Young scientists make their names
WHAT'S in a name? Quite a lot, according to budding young social scientist Mary Hand.
The 14-year-old second year student at Our Lady's College in Drogheda, Co Louth, used her own Christian name in an experiment to see whether people pre-judge others based on their names alone.
And her findings, revealed on the opening day of the BT Young Scientist and Technology Exhibition at the RDS in Dublin yesterday, speak volumes about the way we view strangers based on their names.
Using a list of the top 10 most popular names in 2010 and in 1960, she asked respondents to assign characteristics to the names.
She found that the more traditional names like John, Mary and David were received positively, while "trendy" names like Ethan and Jackson were regarded much more negatively.

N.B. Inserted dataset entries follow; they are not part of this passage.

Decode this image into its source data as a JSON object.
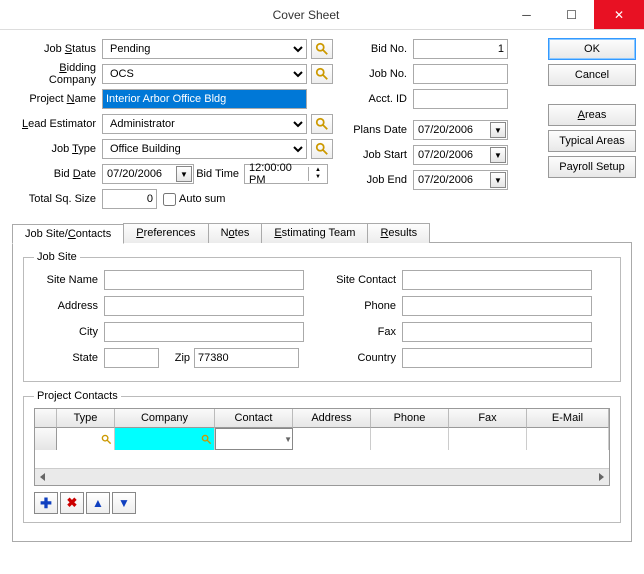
{
  "window": {
    "title": "Cover Sheet",
    "minimize": "–",
    "maximize": "□",
    "close": "✕"
  },
  "labels": {
    "job_status": "Job Status",
    "bidding_company": "Bidding Company",
    "project_name": "Project Name",
    "lead_estimator": "Lead Estimator",
    "job_type": "Job Type",
    "bid_date": "Bid Date",
    "bid_time": "Bid Time",
    "total_sq_size": "Total Sq. Size",
    "auto_sum": "Auto sum",
    "bid_no": "Bid No.",
    "job_no": "Job No.",
    "acct_id": "Acct. ID",
    "plans_date": "Plans Date",
    "job_start": "Job Start",
    "job_end": "Job End"
  },
  "fields": {
    "job_status": "Pending",
    "bidding_company": "OCS",
    "project_name": "Interior Arbor Office Bldg",
    "lead_estimator": "Administrator",
    "job_type": "Office Building",
    "bid_date": "07/20/2006",
    "bid_time": "12:00:00 PM",
    "total_sq_size": "0",
    "bid_no": "1",
    "job_no": "",
    "acct_id": "",
    "plans_date": "07/20/2006",
    "job_start": "07/20/2006",
    "job_end": "07/20/2006"
  },
  "buttons": {
    "ok": "OK",
    "cancel": "Cancel",
    "areas": "Areas",
    "typical_areas": "Typical Areas",
    "payroll_setup": "Payroll Setup"
  },
  "tabs": {
    "job_site": "Job Site/Contacts",
    "preferences": "Preferences",
    "notes": "Notes",
    "estimating_team": "Estimating Team",
    "results": "Results"
  },
  "jobsite": {
    "legend": "Job Site",
    "site_name_lbl": "Site Name",
    "address_lbl": "Address",
    "city_lbl": "City",
    "state_lbl": "State",
    "zip_lbl": "Zip",
    "site_contact_lbl": "Site Contact",
    "phone_lbl": "Phone",
    "fax_lbl": "Fax",
    "country_lbl": "Country",
    "site_name": "",
    "address": "",
    "city": "",
    "state": "",
    "zip": "77380",
    "site_contact": "",
    "phone": "",
    "fax": "",
    "country": ""
  },
  "contacts": {
    "legend": "Project Contacts",
    "headers": [
      "Type",
      "Company",
      "Contact",
      "Address",
      "Phone",
      "Fax",
      "E-Mail"
    ]
  },
  "icons": {
    "add": "add-icon",
    "delete": "delete-icon",
    "up": "up-icon",
    "down": "down-icon"
  }
}
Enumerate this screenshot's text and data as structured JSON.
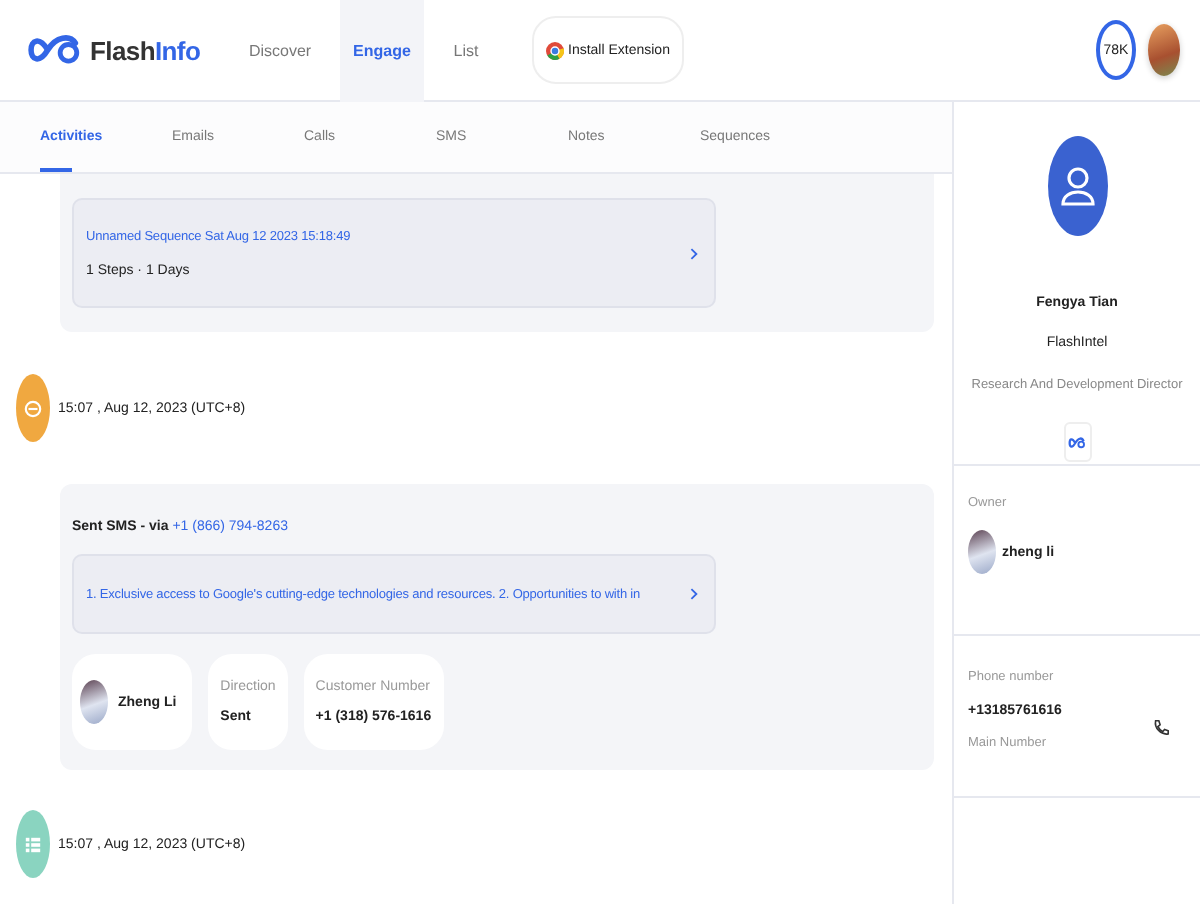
{
  "header": {
    "logo": [
      "Flash",
      "Info"
    ],
    "nav": [
      {
        "label": "Discover",
        "selected": false
      },
      {
        "label": "Engage",
        "selected": true
      },
      {
        "label": "List",
        "selected": false
      }
    ],
    "extension_button": "Install Extension",
    "credits": "78K"
  },
  "subtabs": [
    {
      "label": "Activities",
      "selected": true
    },
    {
      "label": "Emails",
      "selected": false
    },
    {
      "label": "Calls",
      "selected": false
    },
    {
      "label": "SMS",
      "selected": false
    },
    {
      "label": "Notes",
      "selected": false
    },
    {
      "label": "Sequences",
      "selected": false
    }
  ],
  "sequence_card": {
    "title": "Unnamed Sequence Sat Aug 12 2023 15:18:49",
    "meta": "1 Steps · 1 Days"
  },
  "activities": [
    {
      "kind": "sms",
      "time": "15:07 , Aug 12, 2023 (UTC+8)",
      "heading": "Sent SMS - via ",
      "number": "+1 (866) 794-8263",
      "message": "1. Exclusive access to Google's cutting-edge technologies and resources. 2. Opportunities to with in",
      "person": "Zheng Li",
      "fields": [
        {
          "label": "Direction",
          "value": "Sent"
        },
        {
          "label": "Customer Number",
          "value": "+1 (318) 576-1616"
        }
      ]
    },
    {
      "kind": "note",
      "time": "15:07 , Aug 12, 2023 (UTC+8)"
    }
  ],
  "contact": {
    "name": "Fengya Tian",
    "company": "FlashIntel",
    "title": "Research And Development Director"
  },
  "owner": {
    "label": "Owner",
    "name": "zheng li"
  },
  "phone": {
    "label": "Phone number",
    "number": "+13185761616",
    "type": "Main Number"
  }
}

"For whatever reason people prefer old-fashioned names," she said in her stall at the 48th annual science fair yesterday.

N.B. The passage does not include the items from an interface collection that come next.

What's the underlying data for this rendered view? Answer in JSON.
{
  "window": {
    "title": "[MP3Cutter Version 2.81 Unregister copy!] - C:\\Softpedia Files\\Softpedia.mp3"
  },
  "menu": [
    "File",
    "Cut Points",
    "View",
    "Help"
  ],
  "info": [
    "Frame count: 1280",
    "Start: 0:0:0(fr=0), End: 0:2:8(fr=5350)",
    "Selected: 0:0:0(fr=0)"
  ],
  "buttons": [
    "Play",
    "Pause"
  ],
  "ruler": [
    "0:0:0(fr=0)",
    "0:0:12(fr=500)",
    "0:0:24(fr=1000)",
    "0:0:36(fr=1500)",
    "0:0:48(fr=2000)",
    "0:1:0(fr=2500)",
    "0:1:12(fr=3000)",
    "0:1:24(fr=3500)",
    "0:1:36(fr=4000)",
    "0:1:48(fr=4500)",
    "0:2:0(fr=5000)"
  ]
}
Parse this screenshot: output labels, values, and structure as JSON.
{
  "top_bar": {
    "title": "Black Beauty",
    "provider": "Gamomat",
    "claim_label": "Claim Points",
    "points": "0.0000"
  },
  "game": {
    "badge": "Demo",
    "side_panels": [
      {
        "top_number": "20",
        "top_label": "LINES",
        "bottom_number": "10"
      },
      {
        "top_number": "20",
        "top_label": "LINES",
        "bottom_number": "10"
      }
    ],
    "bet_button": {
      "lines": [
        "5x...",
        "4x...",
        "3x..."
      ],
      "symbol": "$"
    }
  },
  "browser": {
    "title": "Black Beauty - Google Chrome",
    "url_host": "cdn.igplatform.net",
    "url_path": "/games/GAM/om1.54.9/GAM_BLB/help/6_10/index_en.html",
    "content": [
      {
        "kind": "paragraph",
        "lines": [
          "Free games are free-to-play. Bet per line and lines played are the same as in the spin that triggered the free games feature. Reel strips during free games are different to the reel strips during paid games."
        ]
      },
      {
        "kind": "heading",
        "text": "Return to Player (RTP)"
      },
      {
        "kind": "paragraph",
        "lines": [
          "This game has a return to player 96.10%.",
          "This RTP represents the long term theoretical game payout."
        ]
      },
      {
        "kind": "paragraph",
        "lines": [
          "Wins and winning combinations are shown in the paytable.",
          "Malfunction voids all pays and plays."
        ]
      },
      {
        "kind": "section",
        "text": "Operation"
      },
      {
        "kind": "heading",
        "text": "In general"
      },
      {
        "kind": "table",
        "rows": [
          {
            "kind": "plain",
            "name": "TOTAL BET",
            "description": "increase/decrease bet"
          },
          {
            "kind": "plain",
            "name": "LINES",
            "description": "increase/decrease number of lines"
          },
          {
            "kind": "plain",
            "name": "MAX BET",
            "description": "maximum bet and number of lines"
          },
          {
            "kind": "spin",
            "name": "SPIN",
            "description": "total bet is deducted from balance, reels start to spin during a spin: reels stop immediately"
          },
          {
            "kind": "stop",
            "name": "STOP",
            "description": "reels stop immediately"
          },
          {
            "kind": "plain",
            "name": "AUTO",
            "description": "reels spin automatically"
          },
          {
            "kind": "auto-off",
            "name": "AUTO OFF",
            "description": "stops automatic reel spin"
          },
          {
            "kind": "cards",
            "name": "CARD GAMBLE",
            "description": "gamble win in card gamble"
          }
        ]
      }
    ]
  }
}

A poll of teachers she conducted also revealed the same prejudice.
"When they read the classrolls of students they hadn't seen before they would say 'that person is going to be trouble' just because their name was a bit more modern or sounded different," she said.
Having a name like Mary herself has been both a blessing and a curse, she added.

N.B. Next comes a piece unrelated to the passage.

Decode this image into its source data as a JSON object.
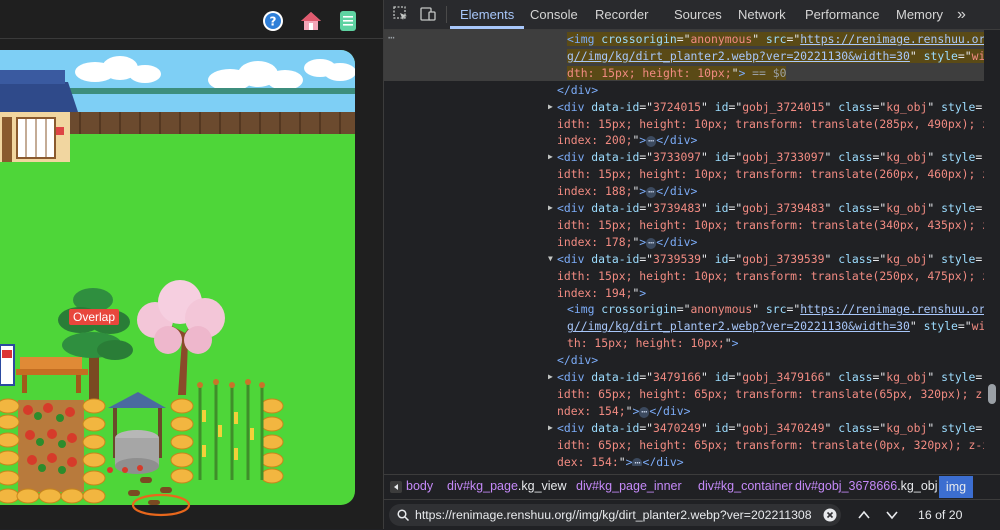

"People treat me as though I'm an adult sometimes. I'm expected to be mature and responsible -- especially if they just hear my name, they think I'm older," she said.
"I feel awkward telling someone my name is Mary because I think they're going to treat me that way," she said.
A few booths over, transition year students Chloe Kilmartin (16) and Natasha Conteh (15) asked the burning question: "What goes through the minds of teenage girls?"
Not much, according to their findings.
The students from the all-girls Scoil Mhuire Gan Smal in Roscommon surveyed fellow students aged 13-16 on the top 10 thoughts that occupy their minds each day compared with their colleagues at Roscommon Community College.
Not surprisingly, boys ranked at the top of both lists, followed by their appearance, friends and social outings.
"The least thought-about thing was politics," said Ms Conteh, adding that thoughts of school and careers also ranked near the bottom.
Among the 1,200 students at the exhibition -- who are being quizzed by judges on their projects for the coveted title of BT Young Scientist of the Year -- was Enya McNamara (15) and Nora Spillane (13).
The transition year students from Colaiste Choilm made some startling discoveries about the hidden dangers lurking at make-up counters at department stores and pharmacies across the country.
They set out to find if brushes used by make-up artists harbour hidden bacteria and other germs.
Their answer was a disturbing yes.
The majority of brushes that they swabbed tested positive for dangerous bacteria like streptococcus, which can cause serious infection, especially if it enters the bloodstream through a cut.
Meanwhile, the exhibition, which opens to the public today, was launched by Taoiseach Enda Kenny yesterday and he encouraged the students to pursue a career in science.
"I very much hope that some of the projects researched and exhibited here today will be the start of yet more ground-breaking discovery, innovation and application," he said.